After being in the industry for nearly a year, I have seen first hand how online sales is definitely not the best avenue for what I do. It's an essential part of what I do yes, but it shouldn't be the exclusive focus.
You see, I sell high-quality goods that have been handmade in America. Because I use exclusively American-sourced materials and make everything domestically, my costs are SIGNIFICANTLY higher than if I was ripping something off in a sweat shop overseas. And as you know, higher costs, means a higher priced item. I've learned that people generally (not everyone) don't like buying higher priced items online; especially if they aren't at least somewhat familiar with the brand. If possible they would prefer to see and feel the product themselves before purchasing.
A good example is Red Wing Shoes. Red Wing is able to sell their very high-quality, American-made boots online for $400 a pair because people have been exposed to the brand for years. They have either seen the brand in other sporting goods stores, or in Red Wing stores themselves. Because they are familiar with the brand and have seen the product's quality first hand, they trust it. With trust, buying online isn't such a hard thing.
Obviously there are ways to battle this with brand ambassadors and product placement, but still, in my opinion it's simply not the most efficient way.
When I look at my competition I can now see that they have an online presence, but that it's not their focus. Instead they have set up their own stores across the country as well as are in sometimes as much as 120 other specialty stores. Rather than spending lots of money to get the niche market who will buy your product on your website, why not put your products in the stores they shop in every weekend.
My point in saying this is that you need to learn your market and you need to develop a smart business model. No one can tell you what is the best way to sell in your industry, unless they have sold in your industry. No offense to those professors who gave me advice early on, but they simply didn't have any clue what they were talking about. Fashion is much different than other consumer goods and technology businesses.
It's not at all that selling online is a bad thing at all. Now that I've introduced T-shirts and leather suspenders, our online sales have begun to greatly increase. But for high-end, handmade neckties, online just isn't the best avenue.
When you go to start your business spend weeks studying the competition first and create a vision. Find out what the best avenue is to sell your product or service. It could be webinars, online, retail, door to door, through a subscription service or in an app.

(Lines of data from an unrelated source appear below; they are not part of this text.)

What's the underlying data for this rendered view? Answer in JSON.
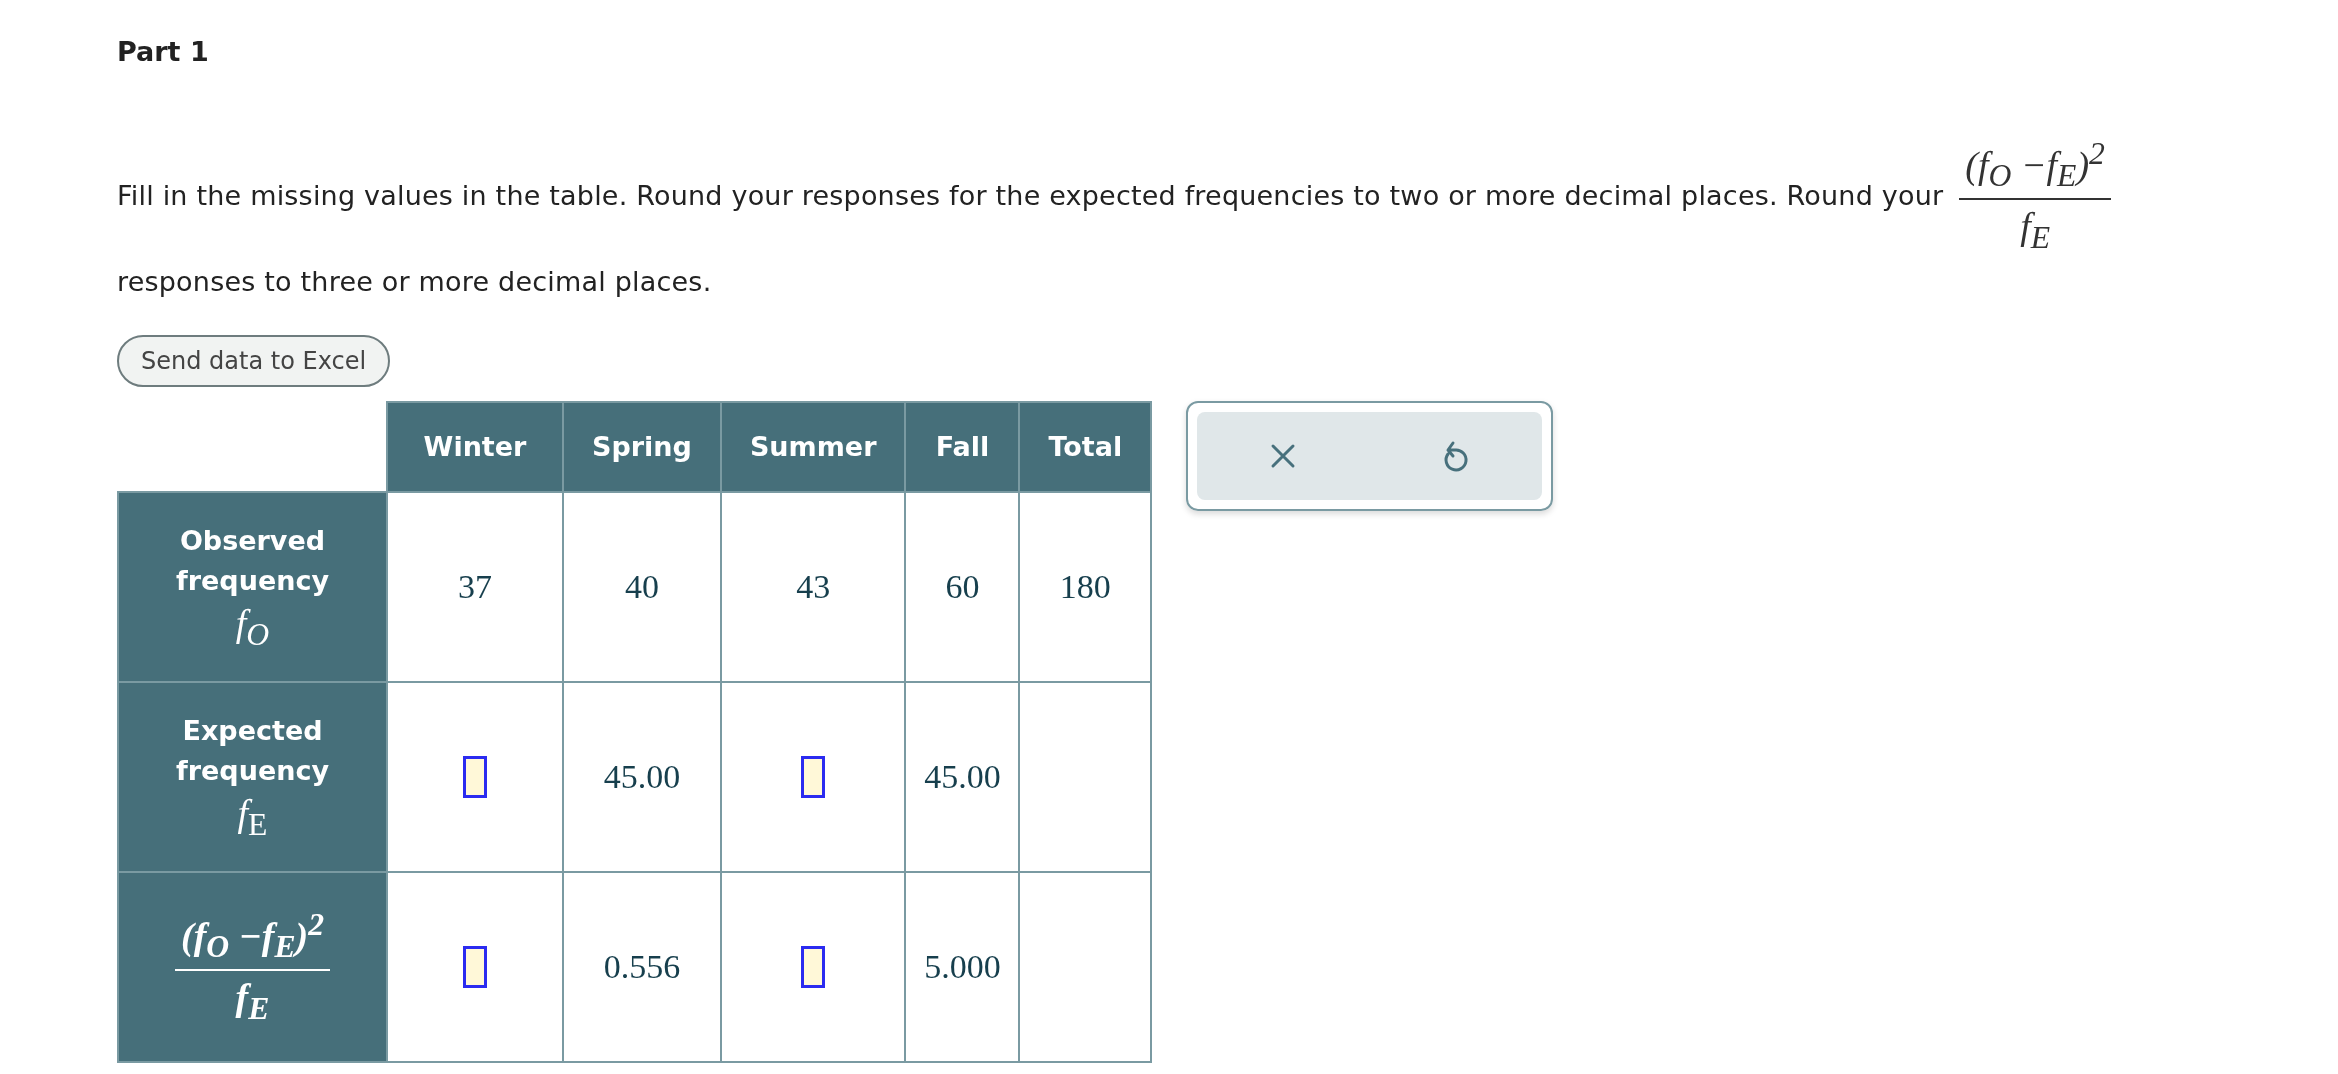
{
  "part_title": "Part 1",
  "instructions": {
    "text_before": "Fill in the missing values in the table. Round your responses for the expected frequencies to two or more decimal places. Round your",
    "formula": {
      "numerator": "(f$_{O}$ −f$_{E}$)$^{2}$",
      "denominator": "f$_{E}$"
    },
    "text_after": "responses to three or more decimal places."
  },
  "excel_button": "Send data to Excel",
  "table": {
    "columns": [
      "Winter",
      "Spring",
      "Summer",
      "Fall",
      "Total"
    ],
    "rows": [
      {
        "label": "Observed frequency",
        "symbol": {
          "kind": "symbol",
          "text": "f$_{O}$"
        },
        "cells": [
          {
            "kind": "value",
            "text": "37"
          },
          {
            "kind": "value",
            "text": "40"
          },
          {
            "kind": "value",
            "text": "43"
          },
          {
            "kind": "value",
            "text": "60"
          },
          {
            "kind": "value",
            "text": "180"
          }
        ]
      },
      {
        "label": "Expected frequency",
        "symbol": {
          "kind": "symbol",
          "text": "f$_{E}$"
        },
        "cells": [
          {
            "kind": "input"
          },
          {
            "kind": "value",
            "text": "45.00"
          },
          {
            "kind": "input"
          },
          {
            "kind": "value",
            "text": "45.00"
          },
          {
            "kind": "empty"
          }
        ]
      },
      {
        "symbol": {
          "kind": "fraction",
          "numerator": "(f$_{O}$ −f$_{E}$)$^{2}$",
          "denominator": "f$_{E}$"
        },
        "cells": [
          {
            "kind": "input"
          },
          {
            "kind": "value",
            "text": "0.556"
          },
          {
            "kind": "input"
          },
          {
            "kind": "value",
            "text": "5.000"
          },
          {
            "kind": "empty"
          }
        ]
      }
    ]
  },
  "answer_tools": [
    {
      "kind": "clear"
    },
    {
      "kind": "undo"
    }
  ]
}
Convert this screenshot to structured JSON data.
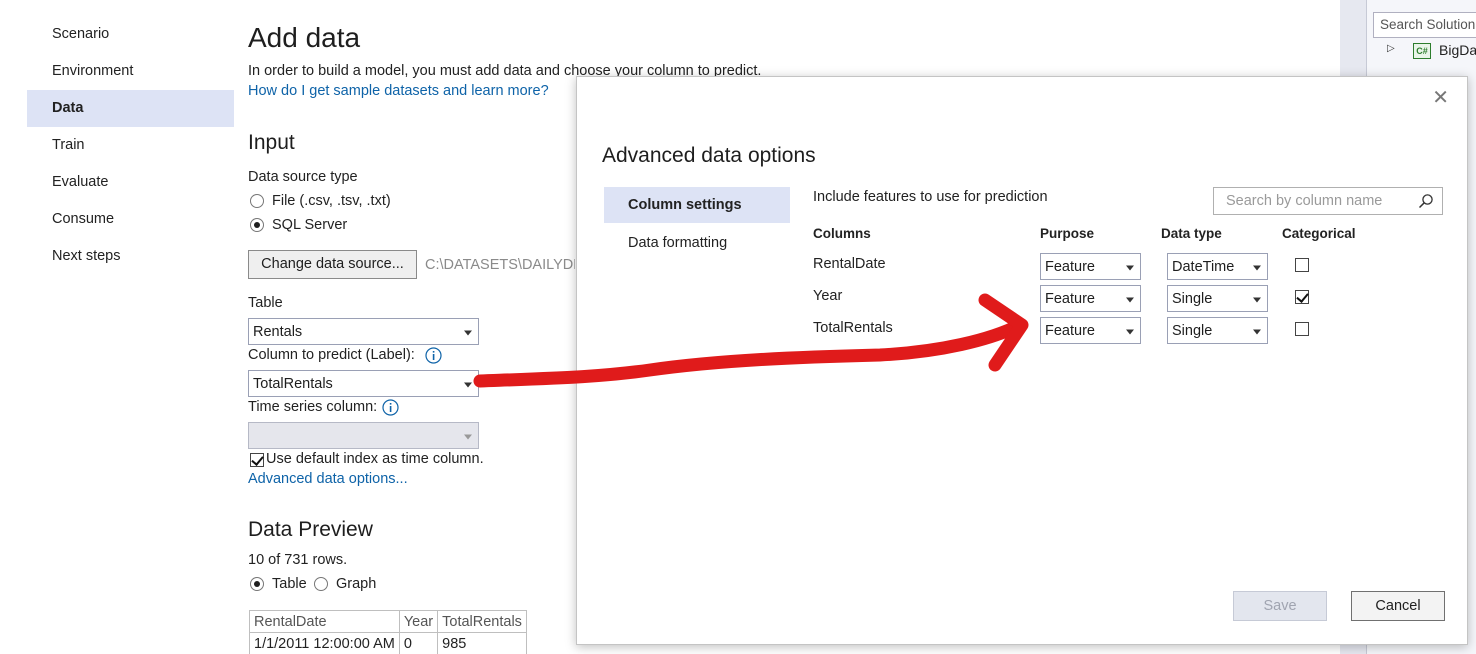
{
  "nav": {
    "items": [
      {
        "label": "Scenario"
      },
      {
        "label": "Environment"
      },
      {
        "label": "Data"
      },
      {
        "label": "Train"
      },
      {
        "label": "Evaluate"
      },
      {
        "label": "Consume"
      },
      {
        "label": "Next steps"
      }
    ],
    "active": "Data"
  },
  "main": {
    "title": "Add data",
    "intro": "In order to build a model, you must add data and choose your column to predict.",
    "help_link": "How do I get sample datasets and learn more?",
    "input_heading": "Input",
    "data_source_type_label": "Data source type",
    "source_options": [
      {
        "label": "File (.csv, .tsv, .txt)",
        "selected": false
      },
      {
        "label": "SQL Server",
        "selected": true
      }
    ],
    "change_source_button": "Change data source...",
    "source_path": "C:\\DATASETS\\DAILYDE",
    "table_label": "Table",
    "table_value": "Rentals",
    "label_column_label": "Column to predict (Label):",
    "label_column_value": "TotalRentals",
    "time_series_label": "Time series column:",
    "time_series_value": "",
    "default_index_label": "Use default index as time column.",
    "default_index_checked": true,
    "advanced_link": "Advanced data options...",
    "preview_heading": "Data Preview",
    "row_count": "10 of 731 rows.",
    "view_options": [
      {
        "label": "Table",
        "selected": true
      },
      {
        "label": "Graph",
        "selected": false
      }
    ],
    "preview_table": {
      "headers": [
        "RentalDate",
        "Year",
        "TotalRentals"
      ],
      "rows": [
        [
          "1/1/2011 12:00:00 AM",
          "0",
          "985"
        ]
      ]
    }
  },
  "solution_explorer": {
    "search_placeholder": "Search Solution",
    "item_label": "BigDa"
  },
  "dialog": {
    "title": "Advanced data options",
    "close_glyph": "✕",
    "tabs": [
      {
        "label": "Column settings",
        "active": true
      },
      {
        "label": "Data formatting",
        "active": false
      }
    ],
    "include_text": "Include features to use for prediction",
    "search_placeholder": "Search by column name",
    "column_headers": {
      "columns": "Columns",
      "purpose": "Purpose",
      "data_type": "Data type",
      "categorical": "Categorical"
    },
    "rows": [
      {
        "name": "RentalDate",
        "purpose": "Feature",
        "data_type": "DateTime",
        "categorical": false
      },
      {
        "name": "Year",
        "purpose": "Feature",
        "data_type": "Single",
        "categorical": true
      },
      {
        "name": "TotalRentals",
        "purpose": "Feature",
        "data_type": "Single",
        "categorical": false
      }
    ],
    "save_button": "Save",
    "cancel_button": "Cancel"
  },
  "colors": {
    "accent_link": "#0e63a8",
    "active_bg": "#dde3f5",
    "annotation_arrow": "#e01b1b"
  }
}
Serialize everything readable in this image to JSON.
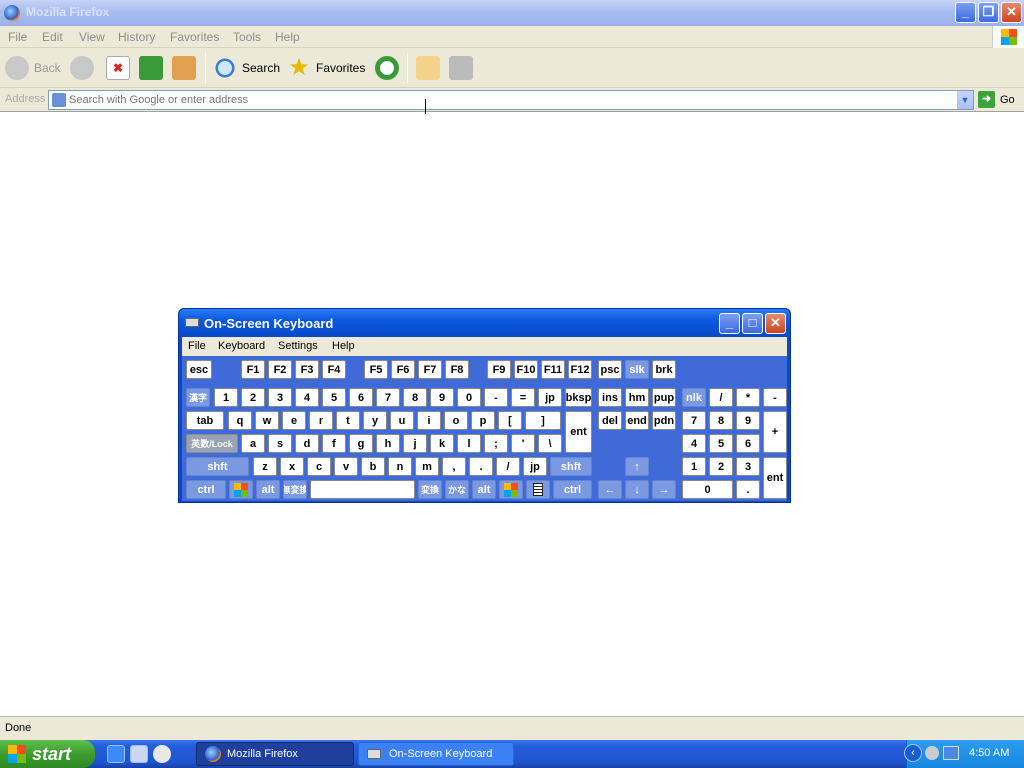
{
  "window": {
    "title": "Mozilla Firefox"
  },
  "menu": [
    "File",
    "Edit",
    "View",
    "History",
    "Favorites",
    "Tools",
    "Help"
  ],
  "toolbar": {
    "back": "Back",
    "search": "Search",
    "favorites": "Favorites"
  },
  "address": {
    "label": "Address",
    "placeholder": "Search with Google or enter address",
    "go": "Go"
  },
  "status": {
    "text": "Done"
  },
  "taskbar": {
    "start": "start",
    "tasks": [
      "Mozilla Firefox",
      "On-Screen Keyboard"
    ],
    "clock": "4:50 AM"
  },
  "osk": {
    "title": "On-Screen Keyboard",
    "menu": [
      "File",
      "Keyboard",
      "Settings",
      "Help"
    ],
    "keys": {
      "esc": "esc",
      "f1": "F1",
      "f2": "F2",
      "f3": "F3",
      "f4": "F4",
      "f5": "F5",
      "f6": "F6",
      "f7": "F7",
      "f8": "F8",
      "f9": "F9",
      "f10": "F10",
      "f11": "F11",
      "f12": "F12",
      "psc": "psc",
      "slk": "slk",
      "brk": "brk",
      "kanji": "漢字",
      "n1": "1",
      "n2": "2",
      "n3": "3",
      "n4": "4",
      "n5": "5",
      "n6": "6",
      "n7": "7",
      "n8": "8",
      "n9": "9",
      "n0": "0",
      "minus": "-",
      "equal": "=",
      "jp1": "jp",
      "bksp": "bksp",
      "ins": "ins",
      "hm": "hm",
      "pup": "pup",
      "nlk": "nlk",
      "kpdiv": "/",
      "kpmul": "*",
      "kpsub": "-",
      "tab": "tab",
      "q": "q",
      "w": "w",
      "e": "e",
      "r": "r",
      "t": "t",
      "y": "y",
      "u": "u",
      "i": "i",
      "o": "o",
      "p": "p",
      "lbr": "[",
      "rbr": "]",
      "ent": "ent",
      "del": "del",
      "end": "end",
      "pdn": "pdn",
      "kp7": "7",
      "kp8": "8",
      "kp9": "9",
      "kpadd": "+",
      "caps": "英数/Lock",
      "a": "a",
      "s": "s",
      "d": "d",
      "f": "f",
      "g": "g",
      "h": "h",
      "j": "j",
      "k": "k",
      "l": "l",
      "semi": ";",
      "quote": "'",
      "bslash": "\\",
      "kp4": "4",
      "kp5": "5",
      "kp6": "6",
      "lshft": "shft",
      "z": "z",
      "x": "x",
      "c": "c",
      "v": "v",
      "b": "b",
      "n": "n",
      "m": "m",
      "comma": ",",
      "period": ".",
      "slash": "/",
      "jp2": "jp",
      "rshft": "shft",
      "up": "↑",
      "kp1": "1",
      "kp2": "2",
      "kp3": "3",
      "kpent": "ent",
      "lctrl": "ctrl",
      "lalt": "alt",
      "muhenkan": "無変換",
      "henkan": "変換",
      "kana": "かな",
      "ralt": "alt",
      "rctrl": "ctrl",
      "left": "←",
      "down": "↓",
      "right": "→",
      "kp0": "0",
      "kpdot": "."
    }
  }
}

You need to become the expert in your industry. Don't trust anyone else to be that expert for you.